The accomplished Belgian directing duo of Jean-Pierre and Luc Dardenne experience a career peak in the sublime Two Days, One Night. Their previous films like L’Enfant, The Son, and The Kid With a Bike all mined adolescence for drama and pathos, but Two Days, One Night finds plenty of both in the rigors of adulthood. Aided by a stellar central performance from Marion Cotillard, the Dardennes perfect their oft-stated themes of casual, everyday cruelty and the recognition of those moments.
The conclusion of the Planet of the Apes prequel trilogy takes heavy biblical inspiration in its story of series protagonist Caesar (Andy Serkis) leading his people to their land of milk and honey, or whatever the equivalent is for apes. Director Matt Reeves returns following his successful turn in Dawn of the Planet of the Apes, but this time out, it’s darkest before the dawn. War for the Planet of the Apes features no idyllic interregnum before things deteriorate. There isn’t time for a peaceful bonding period between a younger Caesar and a kind James Franco like in Rise, or a prolonged demonstration of the cohesive ape society like in Dawn. Reeves is making a full-on war epic to match his film’s title, ramping up the stakes to survival or extinction for the titular apes or the humans they’re fighting against.
In the ongoing saga of George Lucas’ Star Wars, the eighth episode sets itself apart from the rest. In The Last Jedi, homage is subtly paid to older saga moments and characters as well as directors Rian Johnson’s and Lucas’ previous works and mentors, which is not new from the previous film, but this one is more complex and thought provoking than any other in the series.

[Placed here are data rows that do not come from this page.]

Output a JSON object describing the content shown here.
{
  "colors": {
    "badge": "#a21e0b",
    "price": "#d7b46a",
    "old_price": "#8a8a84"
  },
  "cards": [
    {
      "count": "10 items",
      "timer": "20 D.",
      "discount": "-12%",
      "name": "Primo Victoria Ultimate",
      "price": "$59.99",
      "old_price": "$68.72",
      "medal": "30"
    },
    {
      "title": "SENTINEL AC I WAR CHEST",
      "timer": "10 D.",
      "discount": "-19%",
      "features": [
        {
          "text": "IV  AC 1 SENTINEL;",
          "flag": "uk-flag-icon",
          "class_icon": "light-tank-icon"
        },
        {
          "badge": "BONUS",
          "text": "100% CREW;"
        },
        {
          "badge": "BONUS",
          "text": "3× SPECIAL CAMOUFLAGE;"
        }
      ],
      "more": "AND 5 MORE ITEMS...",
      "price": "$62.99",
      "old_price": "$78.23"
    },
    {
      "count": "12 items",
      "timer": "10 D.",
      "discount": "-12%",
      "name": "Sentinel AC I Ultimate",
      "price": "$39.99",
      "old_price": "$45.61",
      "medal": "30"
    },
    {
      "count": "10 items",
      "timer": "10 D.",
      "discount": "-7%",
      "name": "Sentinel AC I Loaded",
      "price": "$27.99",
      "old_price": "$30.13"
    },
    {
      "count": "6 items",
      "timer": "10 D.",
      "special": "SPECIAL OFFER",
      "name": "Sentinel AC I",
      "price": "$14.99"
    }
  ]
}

The Last Jedi immediately continues from episode seven, The Force Awakens. Viewers get an answer from Luke Skywalker as Rey presents him with his old lightsaber, which may or may not be predictable but it is fitting.
Christopher Nolan takes a break from ponderous superhero epics and/or space operas to make one of the most compact and straightforward films of his career. Dunkirk eschews any of the speechifying or puzzle-box plotting that drags down films like Interstellar and Inception for a historical snapshot where the players are simply in one place and would like to get to another. While Nolan is shucking most of his crutches, he’s accentuating his strengths, particularly the generation of unbearable tension and the capturing of performances borne out of high stress. This distillation results in Nolan’s best film, an unmissable reclassification of what it means to be heroic.
When people hear about independent movies, they don’t usually think about nine-figure budgets and heavy visual effects. The connotation is one of quirk, small relationship drama, and emotional realism. Valerian and the City of a Thousand Planets may have been funded outside of the studio system, technically making it an indie film, but it has exactly none of the hallmarks of films that follow a similar financial path to release. If the advantage of making something outside of the system is to have fuller control over the end product, Luc Besson’s long-gestating passion project squanders that asset with an abysmal amount of toe-curling repartee. Valerian contains George Lucas-level dialogue and character, a neutralization of the George Lucas-level imagination and world-building that’s also on display. If the admittedly novel and unique environment is staffed with cardboard cutouts absent any charisma or human traits, why am I spending time in it?
A tense two-hander for the #metoo movement, Sophia Takal’s Always Shine finds two women turning on each other when their real enemy is the system they’re stuck in. She formulates two approaches to a world run by men: one of compliance and one of resistance. The former provides plenty of social and material rewards, while the latter allows for integrity and isolation, especially when compliance-demanding men are the gatekeepers. Through the lens of the present moment, Always Shine provides a vision of alternate realities. Its two protagonists are both actresses, but the intransigent one is the superior talent while the compliant one is far more successful. They’re longtime friends, but friends with this rotten core at the center of their relationship. Takal tracks the spread of this rot over the course of an ill-fated vacation.
Random projects from the MMC Universe.